If we could email PARAnews, we would. But we cannot, because if we and others were allowed to do that, the internet would clog up and stop working properly.
You may have noticed that everyone's internet speed is at least 10-12 times faster when receiving items FROM the internet, than when sending items TO the internet.
Also, even major publications distributed via the internet, like The Times, which goes electronically to millions of readers every morning, are never sent by email. Instead, they use a small program (called, in that case, 'The Times App') on each person's computer to download the new issue each morning, or read it online. On Sundays, the main paper is downloaded by this local 'App' or program, then each separate supplement section (eg 'Sports', 'Magazine', 'Travel', etc) is downloaded separately only when the user requests it.
We do the same with PARAnews, but cannot afford (and do not really need) the specialised program, so get members to do the download themselves.
This complexity is there to stop the internet getting clogged up by huge bulk emails.
The 'download not email' option is driven by the network providers. These Internet Service Providers (ISPs) cannot afford to allow people to congest their networks, or their overall network performance to users would drop, so they do not allow large mass emailing. If you try to send a short email to more than 50 people at the same time, it will almost always fail, unless you are a specialised emailing organisation and paying for the privilege. If a normal internet user tries to send a large email attachment to more than a dozen or two dozen people, it will take an extremely long time to get through, and usually fail.
Thus we use a commercial emailing organisation ('MailChimp') to send 'all-member' emails - MailChimp are allowed to send out far more simultaneous emails than we are, because they pay for the facility. The emails have to be short, however, and cannot have attachments.
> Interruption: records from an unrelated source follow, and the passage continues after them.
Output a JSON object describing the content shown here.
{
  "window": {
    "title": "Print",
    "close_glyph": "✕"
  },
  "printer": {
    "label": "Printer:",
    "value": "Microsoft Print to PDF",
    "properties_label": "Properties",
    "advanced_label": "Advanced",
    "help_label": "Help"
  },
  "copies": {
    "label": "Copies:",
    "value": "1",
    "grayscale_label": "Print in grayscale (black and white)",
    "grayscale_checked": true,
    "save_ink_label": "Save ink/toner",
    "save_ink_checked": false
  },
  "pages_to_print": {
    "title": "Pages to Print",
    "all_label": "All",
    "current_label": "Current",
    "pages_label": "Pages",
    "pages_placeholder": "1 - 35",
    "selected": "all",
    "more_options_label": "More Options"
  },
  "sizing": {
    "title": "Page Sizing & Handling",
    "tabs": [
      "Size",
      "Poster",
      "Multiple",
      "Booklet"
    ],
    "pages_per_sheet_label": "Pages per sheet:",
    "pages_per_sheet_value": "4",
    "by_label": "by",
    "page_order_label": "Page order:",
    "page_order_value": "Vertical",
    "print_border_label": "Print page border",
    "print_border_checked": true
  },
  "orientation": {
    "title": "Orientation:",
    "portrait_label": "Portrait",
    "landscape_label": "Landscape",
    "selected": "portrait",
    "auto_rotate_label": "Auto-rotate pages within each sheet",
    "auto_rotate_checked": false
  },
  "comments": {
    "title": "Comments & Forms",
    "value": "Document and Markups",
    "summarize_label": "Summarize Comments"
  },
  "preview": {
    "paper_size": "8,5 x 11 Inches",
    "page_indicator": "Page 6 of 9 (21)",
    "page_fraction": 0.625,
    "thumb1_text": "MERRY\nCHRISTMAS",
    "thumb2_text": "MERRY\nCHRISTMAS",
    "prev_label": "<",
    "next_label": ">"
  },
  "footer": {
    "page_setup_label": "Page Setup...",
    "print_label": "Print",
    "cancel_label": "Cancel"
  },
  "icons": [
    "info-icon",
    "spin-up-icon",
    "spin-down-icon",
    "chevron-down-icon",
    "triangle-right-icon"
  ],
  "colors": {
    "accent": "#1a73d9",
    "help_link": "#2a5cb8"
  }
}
Then we put PARAnews, Members Contact Details, etc on our web site, and members download their own copies when they wish - thus spreading out the network load and avoiding anyone's personal internet getting shut down for 'unfair use', as the ISPs call it when anyone tries to send too much data out.